• **WHAT TO DO**:
Go line by line through the records below. Copy whichever lines contain the string "Calculate".

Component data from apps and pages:
◇ ◇ ◇ ◇

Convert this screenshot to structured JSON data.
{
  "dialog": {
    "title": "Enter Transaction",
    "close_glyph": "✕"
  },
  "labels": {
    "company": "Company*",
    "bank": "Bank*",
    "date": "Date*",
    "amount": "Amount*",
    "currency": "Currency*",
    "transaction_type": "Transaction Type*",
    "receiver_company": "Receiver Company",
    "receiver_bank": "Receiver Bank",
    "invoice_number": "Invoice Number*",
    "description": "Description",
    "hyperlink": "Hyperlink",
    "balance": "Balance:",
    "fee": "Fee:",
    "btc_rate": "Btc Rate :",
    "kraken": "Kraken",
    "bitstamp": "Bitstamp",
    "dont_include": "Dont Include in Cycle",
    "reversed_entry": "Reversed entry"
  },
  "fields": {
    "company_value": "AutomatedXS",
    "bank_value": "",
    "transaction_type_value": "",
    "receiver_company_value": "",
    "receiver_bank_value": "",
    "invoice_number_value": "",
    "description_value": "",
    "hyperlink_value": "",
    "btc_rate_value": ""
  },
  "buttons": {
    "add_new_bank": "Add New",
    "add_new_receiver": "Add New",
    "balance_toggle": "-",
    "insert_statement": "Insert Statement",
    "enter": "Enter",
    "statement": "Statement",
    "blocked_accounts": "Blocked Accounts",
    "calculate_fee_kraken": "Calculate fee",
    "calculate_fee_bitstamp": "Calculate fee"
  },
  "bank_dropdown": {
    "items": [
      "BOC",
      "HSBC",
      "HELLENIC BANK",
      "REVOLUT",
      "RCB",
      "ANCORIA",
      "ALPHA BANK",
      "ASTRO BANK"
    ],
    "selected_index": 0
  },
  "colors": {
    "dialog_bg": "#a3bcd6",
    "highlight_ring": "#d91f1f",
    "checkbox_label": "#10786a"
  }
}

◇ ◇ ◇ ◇

• **RESULT OF THIS TASK**:
    "calculate_fee_kraken": "Calculate fee",
    "calculate_fee_bitstamp": "Calculate fee"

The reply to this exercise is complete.